> **What the task requires**: Every entry should come back exactly as written, minus the pictures.

[[ Supplied records open ]]

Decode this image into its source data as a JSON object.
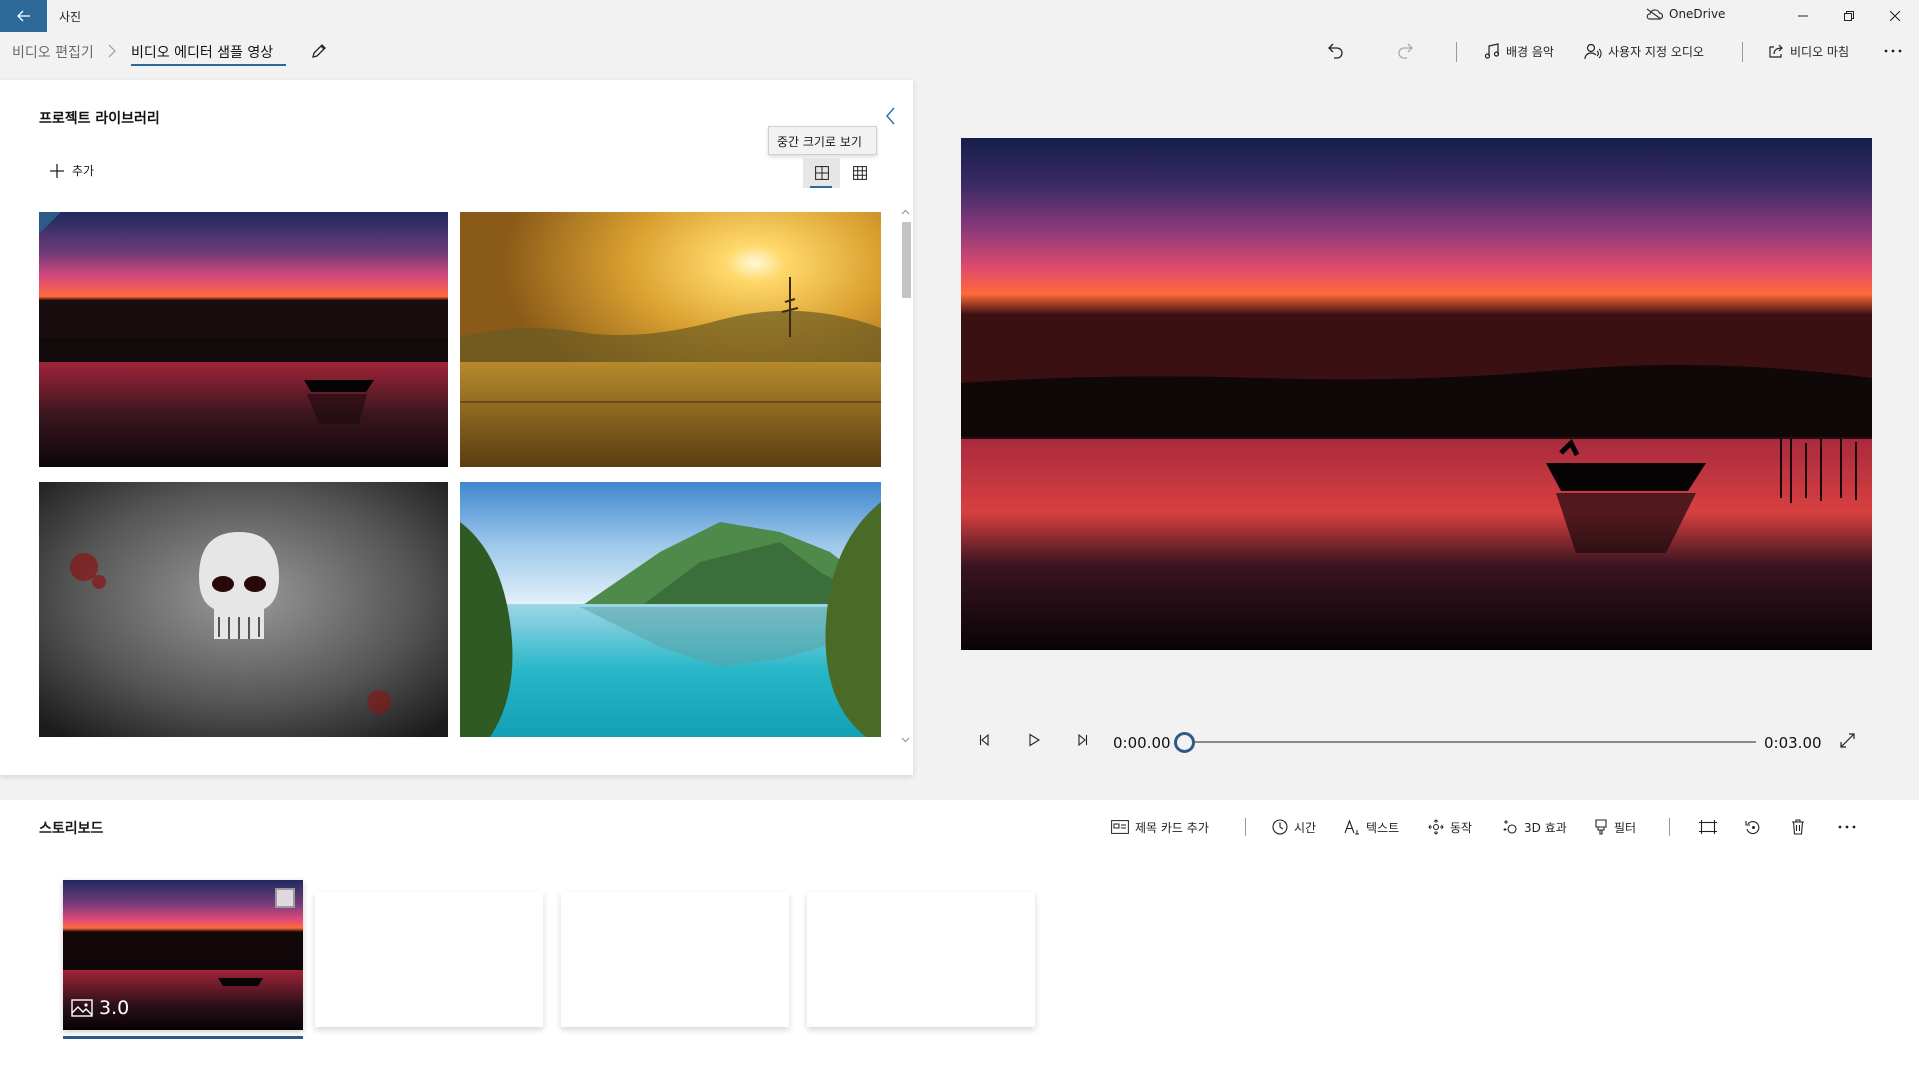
{
  "window": {
    "app_title": "사진",
    "onedrive_label": "OneDrive"
  },
  "toolbar": {
    "breadcrumb_root": "비디오 편집기",
    "project_name": "비디오 에디터 샘플 영상",
    "background_music": "배경 음악",
    "custom_audio": "사용자 지정 오디오",
    "finish_video": "비디오 마침"
  },
  "library": {
    "title": "프로젝트 라이브러리",
    "add_label": "추가",
    "tooltip": "중간 크기로 보기"
  },
  "player": {
    "current_time": "0:00.00",
    "total_time": "0:03.00",
    "progress": 0
  },
  "storyboard": {
    "title": "스토리보드",
    "add_title_card": "제목 카드 추가",
    "duration_btn": "시간",
    "text_btn": "텍스트",
    "motion_btn": "동작",
    "effects_3d_btn": "3D 효과",
    "filters_btn": "필터",
    "clip_duration": "3.0"
  },
  "colors": {
    "accent": "#2d6a9a",
    "titlebar_bg": "#f2f2f2"
  }
}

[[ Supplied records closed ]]

> **Reply to the exercise**:
Decode this image into its source data as a JSON object.
{
  "window": {
    "app_title": "사진",
    "onedrive_label": "OneDrive"
  },
  "toolbar": {
    "breadcrumb_root": "비디오 편집기",
    "project_name": "비디오 에디터 샘플 영상",
    "background_music": "배경 음악",
    "custom_audio": "사용자 지정 오디오",
    "finish_video": "비디오 마침"
  },
  "library": {
    "title": "프로젝트 라이브러리",
    "add_label": "추가",
    "tooltip": "중간 크기로 보기"
  },
  "player": {
    "current_time": "0:00.00",
    "total_time": "0:03.00",
    "progress": 0
  },
  "storyboard": {
    "title": "스토리보드",
    "add_title_card": "제목 카드 추가",
    "duration_btn": "시간",
    "text_btn": "텍스트",
    "motion_btn": "동작",
    "effects_3d_btn": "3D 효과",
    "filters_btn": "필터",
    "clip_duration": "3.0"
  },
  "colors": {
    "accent": "#2d6a9a",
    "titlebar_bg": "#f2f2f2"
  }
}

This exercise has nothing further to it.